Many women are in love with their abuser. This is difficult for friends and family members to grasp, but she remembers the good times and wants them to return. She hopes he’ll change back into the man she fell in love with. She may be willing to forgive his behavior if she thinks there is hope for peace.
Often he tells her that he will stop the abuse. She holds onto this hope. He tells her that he will change. He may have ‘beaten’ her down so much; she feels only he will love her.
She hates the abuse, but he isn’t always abusive. There are good periods in between the bad. Promises are made and broken.

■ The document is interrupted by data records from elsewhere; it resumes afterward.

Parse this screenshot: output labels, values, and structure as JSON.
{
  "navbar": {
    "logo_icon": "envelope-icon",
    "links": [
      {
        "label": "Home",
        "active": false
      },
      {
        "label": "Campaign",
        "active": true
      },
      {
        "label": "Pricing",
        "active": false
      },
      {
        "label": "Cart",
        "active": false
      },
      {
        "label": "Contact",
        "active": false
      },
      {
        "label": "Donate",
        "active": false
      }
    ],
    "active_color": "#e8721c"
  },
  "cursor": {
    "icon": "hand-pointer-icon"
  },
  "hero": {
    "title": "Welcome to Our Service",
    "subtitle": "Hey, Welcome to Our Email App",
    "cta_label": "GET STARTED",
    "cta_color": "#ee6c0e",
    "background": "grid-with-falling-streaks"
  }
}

This is called the cycle of violence. Each part of the cycle is equally controlling. This cycle repeats itself throughout the course of the relationship and is also part of why people stay in an abusive relationship for so long.
The three phases are as follows:
Tension Building--After a period of calm, the relationship starts to take on a different feel. Tensions increase.
The actual abuse--Emotional, physical, and/or financial abuse takes place.
Honeymoon--After a period of abuse, the abuser does what it takes to make sure the victim stays in the relationship. He gives her hope.
The time frame of the cycle can be from just a short amount of time (a few hours) to a long time (over a year), depending on the relationship.
How do we help a woman when love is blinding her? We need to build back up her self-esteem; teach her self-respect. Guide her to an organization where she can become educated. Let her know that it’s okay if she still loves him, but it’s not okay that he abuses her.
Remember, if we can help just one woman, we’ve done our job.
Please note: If you are in an abusive relationship, please reach out to your local domestic violence organization or call the National Domestic Violence Hotline at 800-799-7233.
Men are victims of domestic violence, too. For this series I am focusing on women and why they stay as long as they do.